- AIM OF THE EXERCISE -
Copy each line containing "content" from the listing below.

- RECORDS PROVIDED -

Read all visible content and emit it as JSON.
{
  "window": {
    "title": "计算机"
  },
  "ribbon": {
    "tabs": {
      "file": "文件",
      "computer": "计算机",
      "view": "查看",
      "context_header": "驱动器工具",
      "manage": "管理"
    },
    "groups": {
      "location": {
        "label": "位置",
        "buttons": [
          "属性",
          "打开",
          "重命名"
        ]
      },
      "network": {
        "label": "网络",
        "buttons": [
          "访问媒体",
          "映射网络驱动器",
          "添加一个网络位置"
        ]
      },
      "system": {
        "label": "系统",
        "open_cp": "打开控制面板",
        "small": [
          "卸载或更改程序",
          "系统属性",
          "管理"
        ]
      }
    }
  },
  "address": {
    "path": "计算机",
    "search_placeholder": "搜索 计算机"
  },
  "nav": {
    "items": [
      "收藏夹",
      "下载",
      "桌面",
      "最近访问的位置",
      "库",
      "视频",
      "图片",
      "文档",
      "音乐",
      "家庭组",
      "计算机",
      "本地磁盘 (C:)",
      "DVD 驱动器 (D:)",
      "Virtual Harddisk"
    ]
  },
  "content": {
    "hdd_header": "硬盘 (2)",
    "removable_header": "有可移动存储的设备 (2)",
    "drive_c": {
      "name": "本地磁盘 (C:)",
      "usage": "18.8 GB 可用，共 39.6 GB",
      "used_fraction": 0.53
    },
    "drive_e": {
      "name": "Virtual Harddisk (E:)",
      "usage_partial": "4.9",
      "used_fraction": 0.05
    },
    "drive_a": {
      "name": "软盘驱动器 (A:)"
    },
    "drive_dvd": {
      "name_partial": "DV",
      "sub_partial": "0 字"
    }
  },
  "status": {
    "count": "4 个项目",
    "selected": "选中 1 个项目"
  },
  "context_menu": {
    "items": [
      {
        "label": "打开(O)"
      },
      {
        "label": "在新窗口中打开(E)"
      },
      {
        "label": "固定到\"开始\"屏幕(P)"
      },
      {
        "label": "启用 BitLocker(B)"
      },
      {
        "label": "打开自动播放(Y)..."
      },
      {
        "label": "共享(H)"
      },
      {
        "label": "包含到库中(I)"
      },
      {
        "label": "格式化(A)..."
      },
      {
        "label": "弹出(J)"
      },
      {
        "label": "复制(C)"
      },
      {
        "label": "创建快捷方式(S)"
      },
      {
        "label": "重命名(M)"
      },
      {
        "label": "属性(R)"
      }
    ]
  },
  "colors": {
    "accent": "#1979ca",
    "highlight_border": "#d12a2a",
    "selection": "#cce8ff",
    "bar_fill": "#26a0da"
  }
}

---

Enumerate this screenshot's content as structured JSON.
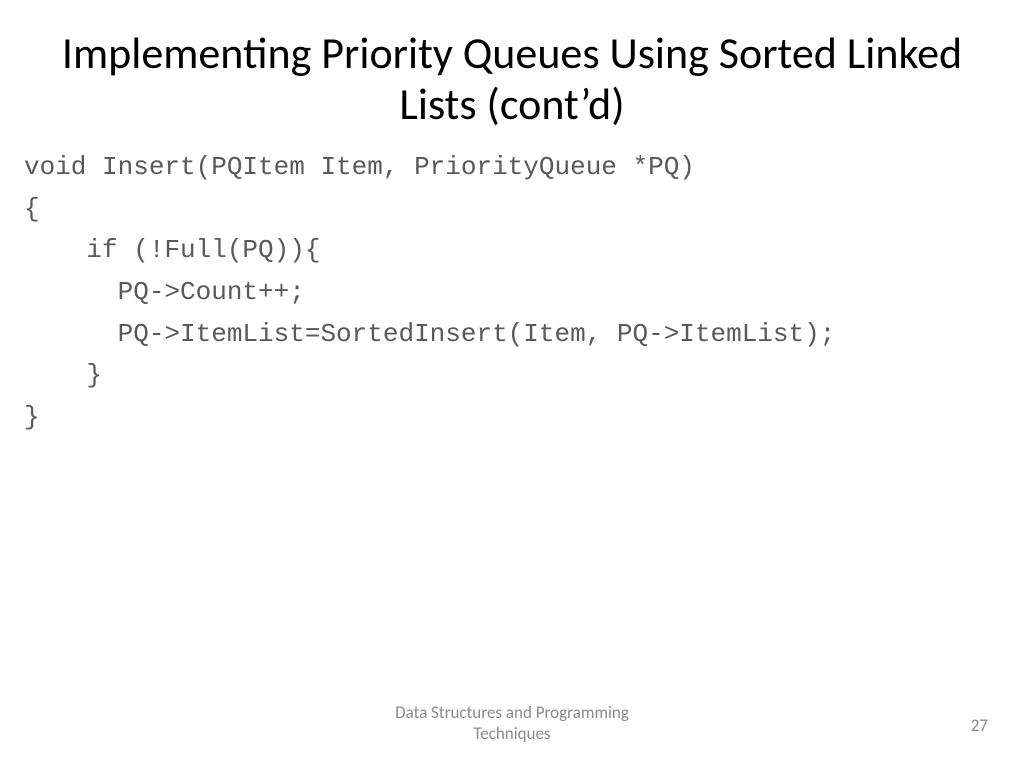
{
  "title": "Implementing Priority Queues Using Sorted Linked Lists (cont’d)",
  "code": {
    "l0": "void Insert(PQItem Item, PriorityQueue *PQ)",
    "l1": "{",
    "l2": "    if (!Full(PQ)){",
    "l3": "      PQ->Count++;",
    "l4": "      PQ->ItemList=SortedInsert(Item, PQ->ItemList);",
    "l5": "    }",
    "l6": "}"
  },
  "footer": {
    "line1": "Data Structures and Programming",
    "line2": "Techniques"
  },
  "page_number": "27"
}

- TASK ANSWER -
Read all visible content and emit it as JSON.
  "content": {
Enumerate this screenshot's content as structured JSON.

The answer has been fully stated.